Automation and optimization in store systems
If there is a bright spot of opportunity, it is introducing next-generation technology and artificial intelligence (AI) assistance to simplify and streamline store execution. New checkout options offer the ability to meet customer expectations with fewer cashiers, while robotics experiments are becoming more common for tasks like floor cleaning, aisle inspection and out-of-stock replenishment identification. Smarter systems offer optimization potential for production planning, inventory management, and the systematic adherence to food safety requirements and log reporting in all food production areas. Workforce management systems can now produce more accurate forecasts and truly automate wall-to-wall scheduling. These welcome advancements replace the complex manual jigsaw puzzle that managers face in matching workplans and customer service needs to associate skills and availability. For the early adaptors, these improvements have all resulted in the effective redeployment of management time to associate coaching and on-floor activities that engage customers and drive sales.
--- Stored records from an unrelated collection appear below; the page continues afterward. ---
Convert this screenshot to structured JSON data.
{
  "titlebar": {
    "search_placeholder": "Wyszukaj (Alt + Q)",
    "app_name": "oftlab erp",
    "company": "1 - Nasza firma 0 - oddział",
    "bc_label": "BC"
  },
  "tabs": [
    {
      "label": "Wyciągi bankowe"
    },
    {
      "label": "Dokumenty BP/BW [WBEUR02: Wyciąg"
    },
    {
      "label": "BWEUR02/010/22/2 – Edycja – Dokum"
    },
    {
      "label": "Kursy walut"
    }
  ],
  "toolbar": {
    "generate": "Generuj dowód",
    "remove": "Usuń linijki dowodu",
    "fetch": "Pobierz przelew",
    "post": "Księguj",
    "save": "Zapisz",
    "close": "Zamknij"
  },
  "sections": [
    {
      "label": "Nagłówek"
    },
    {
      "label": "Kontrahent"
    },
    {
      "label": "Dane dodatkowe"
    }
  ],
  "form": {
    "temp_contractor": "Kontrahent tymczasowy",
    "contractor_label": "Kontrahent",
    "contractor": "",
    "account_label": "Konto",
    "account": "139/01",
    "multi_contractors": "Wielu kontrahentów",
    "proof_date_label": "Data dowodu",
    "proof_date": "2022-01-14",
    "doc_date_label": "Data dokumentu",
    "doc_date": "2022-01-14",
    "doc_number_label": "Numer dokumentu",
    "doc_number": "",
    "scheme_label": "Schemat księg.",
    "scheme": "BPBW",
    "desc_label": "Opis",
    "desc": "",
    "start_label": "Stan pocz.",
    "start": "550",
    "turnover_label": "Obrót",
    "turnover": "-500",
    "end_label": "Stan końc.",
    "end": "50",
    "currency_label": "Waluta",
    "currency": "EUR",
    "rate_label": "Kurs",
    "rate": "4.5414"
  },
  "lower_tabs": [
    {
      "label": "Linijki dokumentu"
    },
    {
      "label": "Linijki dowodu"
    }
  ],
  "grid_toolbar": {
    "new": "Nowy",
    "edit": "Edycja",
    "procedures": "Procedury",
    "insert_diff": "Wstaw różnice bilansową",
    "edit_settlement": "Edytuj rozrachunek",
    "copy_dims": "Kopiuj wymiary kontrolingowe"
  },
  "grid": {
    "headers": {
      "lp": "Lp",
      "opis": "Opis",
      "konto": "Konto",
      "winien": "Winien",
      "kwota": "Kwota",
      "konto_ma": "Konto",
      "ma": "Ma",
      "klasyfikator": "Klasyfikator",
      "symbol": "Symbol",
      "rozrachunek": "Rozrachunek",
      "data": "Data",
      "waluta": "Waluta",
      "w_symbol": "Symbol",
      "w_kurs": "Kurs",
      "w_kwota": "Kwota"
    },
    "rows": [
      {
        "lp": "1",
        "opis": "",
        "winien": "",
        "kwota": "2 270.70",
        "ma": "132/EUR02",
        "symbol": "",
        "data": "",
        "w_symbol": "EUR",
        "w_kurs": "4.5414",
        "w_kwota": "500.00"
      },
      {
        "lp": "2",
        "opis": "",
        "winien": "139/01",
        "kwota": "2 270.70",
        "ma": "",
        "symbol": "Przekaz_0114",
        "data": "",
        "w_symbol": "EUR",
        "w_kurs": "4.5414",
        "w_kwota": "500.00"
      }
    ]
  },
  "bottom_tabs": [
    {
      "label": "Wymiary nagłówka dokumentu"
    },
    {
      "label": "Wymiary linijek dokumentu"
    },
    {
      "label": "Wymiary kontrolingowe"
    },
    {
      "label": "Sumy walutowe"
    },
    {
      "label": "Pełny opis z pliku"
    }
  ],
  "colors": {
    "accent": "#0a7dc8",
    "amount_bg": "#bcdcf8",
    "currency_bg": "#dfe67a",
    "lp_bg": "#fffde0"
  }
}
Rising labor costs associated with wage growth, fierce competition for qualified associates, higher turnover, and other related issues represent the new normal. Meanwhile, competitive pressures continue to change the store’s mission and focus.
We see the store as the last frontier of optimization. That’s an exciting opportunity for reinvention and differentiation! However, actualizing this potential requires savvy change management and the effective automation of processes, systems and tasks that free managers to prepare and motivate their people. This sets everyone up to execute consistently and successfully deliver on your unique brand promise.
Those organizations who do this best will be most likely to reap the significant rewards.